My daughter and her best friend loved the old X Files TV show. They were not alone; the Fox Mulder phrase “the truth is out there” went viral before viral was a term for anything but various flu bugs. A lot of episodes dealt with extra-terrestrials, close encounters, alien abduction. The flying-saucer craze waxes and wanes over the years.
Today, a news story mentioned a familiar name: Kenneth Arnold, the private pilot whose 1947 sighting of racing disks above Mt. Rainier started it all. The news was about Harry Reid, a former Senator from Nevada, admitting that in 2007 he and a couple colleagues pushed through secret funding for UFO studies. While the public debunking, dating back to the government-funded Condon Report, continued. While the most advanced Navy jets, it is now alleged, had no more success maneuvering against UFOs than World War Two P-51s. (Not long after Arnold’s original sighting, a Mustang went hard after a UFO with negative consequences for the pilot. So far no recent reports like that have leaked.)
Reid teased his readers with the intelligence he had been inside the notorious Area 51 and seen stuff too secret to reveal to the hoi polloi. Did he have a Coors with ET then? Or is this just another aging pol trying for another fifteen minutes of fame? (I was in Nevada when Reid was in the Senate, and given local news reports that never quite made national, I have my own ideas about his integrity, or lack thereof.)
But in the twitter-verse of present day, Reid has certainly stirred the pot again. Long ago, the shrink who was Freud’s contemporary and intellectual equal, mused that UFOs served an emotional need for a humanity whose gods had been supplanted by science.
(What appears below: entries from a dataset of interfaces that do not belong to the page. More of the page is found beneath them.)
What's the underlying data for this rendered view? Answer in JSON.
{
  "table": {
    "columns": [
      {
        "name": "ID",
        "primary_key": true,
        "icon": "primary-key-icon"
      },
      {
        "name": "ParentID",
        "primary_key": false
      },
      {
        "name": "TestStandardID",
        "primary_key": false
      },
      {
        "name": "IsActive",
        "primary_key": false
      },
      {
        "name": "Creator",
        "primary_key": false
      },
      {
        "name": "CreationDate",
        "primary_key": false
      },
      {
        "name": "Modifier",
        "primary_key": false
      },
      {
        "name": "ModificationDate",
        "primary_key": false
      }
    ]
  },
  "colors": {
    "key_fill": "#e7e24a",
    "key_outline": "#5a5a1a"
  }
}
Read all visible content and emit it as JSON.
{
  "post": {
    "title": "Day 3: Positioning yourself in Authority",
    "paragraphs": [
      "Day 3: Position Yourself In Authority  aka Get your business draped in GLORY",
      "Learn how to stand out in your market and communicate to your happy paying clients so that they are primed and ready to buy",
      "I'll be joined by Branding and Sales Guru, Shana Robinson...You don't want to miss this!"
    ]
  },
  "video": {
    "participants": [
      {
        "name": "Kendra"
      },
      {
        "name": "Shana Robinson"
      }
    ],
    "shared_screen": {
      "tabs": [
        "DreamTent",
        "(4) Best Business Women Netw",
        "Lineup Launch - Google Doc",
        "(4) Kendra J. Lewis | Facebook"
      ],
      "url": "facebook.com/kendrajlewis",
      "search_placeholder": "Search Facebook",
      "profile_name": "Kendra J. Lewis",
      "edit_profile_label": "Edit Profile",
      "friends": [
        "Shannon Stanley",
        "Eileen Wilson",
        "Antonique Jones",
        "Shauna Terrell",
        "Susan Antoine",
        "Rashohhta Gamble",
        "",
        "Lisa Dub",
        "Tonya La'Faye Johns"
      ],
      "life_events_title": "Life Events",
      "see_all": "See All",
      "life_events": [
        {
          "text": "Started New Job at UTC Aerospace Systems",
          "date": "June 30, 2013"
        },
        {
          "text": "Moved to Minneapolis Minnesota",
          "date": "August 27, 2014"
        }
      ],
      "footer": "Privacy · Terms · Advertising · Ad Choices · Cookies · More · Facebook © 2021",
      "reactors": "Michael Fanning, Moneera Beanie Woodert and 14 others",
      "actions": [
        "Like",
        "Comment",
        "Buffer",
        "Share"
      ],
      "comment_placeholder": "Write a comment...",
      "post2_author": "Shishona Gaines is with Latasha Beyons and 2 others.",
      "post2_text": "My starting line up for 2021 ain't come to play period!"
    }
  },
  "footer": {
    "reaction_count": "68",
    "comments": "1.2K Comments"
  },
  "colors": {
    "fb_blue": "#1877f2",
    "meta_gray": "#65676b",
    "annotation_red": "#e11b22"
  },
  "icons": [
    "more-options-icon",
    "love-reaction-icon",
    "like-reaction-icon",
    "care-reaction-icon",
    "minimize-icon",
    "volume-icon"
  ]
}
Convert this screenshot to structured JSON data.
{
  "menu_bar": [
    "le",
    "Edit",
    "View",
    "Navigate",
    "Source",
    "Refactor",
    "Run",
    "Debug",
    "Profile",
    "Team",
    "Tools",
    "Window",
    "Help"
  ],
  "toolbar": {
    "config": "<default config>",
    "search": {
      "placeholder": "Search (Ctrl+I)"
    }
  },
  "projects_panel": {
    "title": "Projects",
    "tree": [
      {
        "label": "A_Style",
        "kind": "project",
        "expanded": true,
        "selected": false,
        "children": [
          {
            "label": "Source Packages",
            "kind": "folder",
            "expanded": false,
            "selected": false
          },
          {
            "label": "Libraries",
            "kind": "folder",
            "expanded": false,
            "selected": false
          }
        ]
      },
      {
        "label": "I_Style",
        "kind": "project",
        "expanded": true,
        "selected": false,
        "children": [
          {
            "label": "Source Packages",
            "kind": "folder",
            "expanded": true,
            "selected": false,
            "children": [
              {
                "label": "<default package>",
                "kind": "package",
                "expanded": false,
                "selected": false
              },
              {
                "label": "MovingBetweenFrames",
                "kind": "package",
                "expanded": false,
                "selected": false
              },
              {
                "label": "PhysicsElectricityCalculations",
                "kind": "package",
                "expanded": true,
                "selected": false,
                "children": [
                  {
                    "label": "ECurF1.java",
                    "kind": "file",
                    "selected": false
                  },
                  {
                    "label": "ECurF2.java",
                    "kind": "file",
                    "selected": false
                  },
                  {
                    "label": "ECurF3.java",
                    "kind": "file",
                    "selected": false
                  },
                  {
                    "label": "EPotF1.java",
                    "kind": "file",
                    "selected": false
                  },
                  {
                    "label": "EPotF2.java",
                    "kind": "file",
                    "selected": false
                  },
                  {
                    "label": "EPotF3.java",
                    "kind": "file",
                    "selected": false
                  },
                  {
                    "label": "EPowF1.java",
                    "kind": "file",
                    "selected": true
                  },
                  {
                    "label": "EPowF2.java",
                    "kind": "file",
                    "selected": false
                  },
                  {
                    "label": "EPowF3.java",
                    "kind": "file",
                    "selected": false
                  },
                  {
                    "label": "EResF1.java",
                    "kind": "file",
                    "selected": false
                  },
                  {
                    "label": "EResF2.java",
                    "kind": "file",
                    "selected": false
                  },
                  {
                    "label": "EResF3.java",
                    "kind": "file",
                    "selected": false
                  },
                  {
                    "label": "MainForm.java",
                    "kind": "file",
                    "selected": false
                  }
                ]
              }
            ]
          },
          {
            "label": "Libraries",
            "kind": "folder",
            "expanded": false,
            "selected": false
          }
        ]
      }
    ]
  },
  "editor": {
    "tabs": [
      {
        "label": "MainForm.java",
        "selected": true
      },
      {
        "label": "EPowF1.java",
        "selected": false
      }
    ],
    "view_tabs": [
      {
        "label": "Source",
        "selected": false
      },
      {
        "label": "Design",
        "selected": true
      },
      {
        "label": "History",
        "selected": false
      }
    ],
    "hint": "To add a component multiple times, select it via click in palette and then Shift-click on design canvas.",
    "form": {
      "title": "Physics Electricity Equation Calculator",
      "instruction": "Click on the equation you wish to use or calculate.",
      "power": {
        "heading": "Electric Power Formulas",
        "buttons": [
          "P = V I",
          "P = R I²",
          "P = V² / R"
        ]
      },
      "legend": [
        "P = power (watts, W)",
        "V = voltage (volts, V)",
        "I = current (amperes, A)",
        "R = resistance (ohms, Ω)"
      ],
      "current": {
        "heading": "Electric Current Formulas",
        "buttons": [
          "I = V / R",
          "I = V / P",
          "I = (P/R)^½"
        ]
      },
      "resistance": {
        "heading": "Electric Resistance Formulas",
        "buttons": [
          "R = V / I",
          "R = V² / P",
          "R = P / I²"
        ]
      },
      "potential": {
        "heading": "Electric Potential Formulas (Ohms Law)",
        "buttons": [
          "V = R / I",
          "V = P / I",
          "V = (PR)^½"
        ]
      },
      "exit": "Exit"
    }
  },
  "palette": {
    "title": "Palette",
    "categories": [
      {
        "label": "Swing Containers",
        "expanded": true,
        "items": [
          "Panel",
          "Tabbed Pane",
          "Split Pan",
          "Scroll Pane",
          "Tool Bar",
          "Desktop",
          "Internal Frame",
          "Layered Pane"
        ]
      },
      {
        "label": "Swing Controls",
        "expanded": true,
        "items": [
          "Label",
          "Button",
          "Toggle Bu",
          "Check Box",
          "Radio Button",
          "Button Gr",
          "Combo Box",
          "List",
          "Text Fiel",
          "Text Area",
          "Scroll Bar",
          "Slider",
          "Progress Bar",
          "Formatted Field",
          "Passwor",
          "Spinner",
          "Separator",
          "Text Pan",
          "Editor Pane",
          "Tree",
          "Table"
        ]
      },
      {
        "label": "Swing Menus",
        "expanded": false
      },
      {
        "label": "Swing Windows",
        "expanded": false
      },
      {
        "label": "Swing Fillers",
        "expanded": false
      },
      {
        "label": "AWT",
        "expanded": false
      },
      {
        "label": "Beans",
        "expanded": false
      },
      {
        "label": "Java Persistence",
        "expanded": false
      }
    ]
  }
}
Benevolent beings from afar, or bug-eyed monsters, were the twentieth-century angels and demons. Jung may have added, and equally imaginary. But I don’t recall.
A wire-service story had a UFO photo that reminded me of some I reviewed the day after they were taken in 1968. I knew I had a negative somewhere on file, had used it in my own UFO story. Which as the song goes was partly truth and partly fiction. But I thought the Polaroid shots used in the front of a book of mine long-gone. The Polaroid snap isn’t much to look at. But similarities are striking. Then there’s the negative I used in my Medium story. Taken another day by the same guy who took the first ones.
And just in case the news sparks some interest, here’s a link to the story I posted here, from a collection of mine:
Well, there aren’t, really. Are there?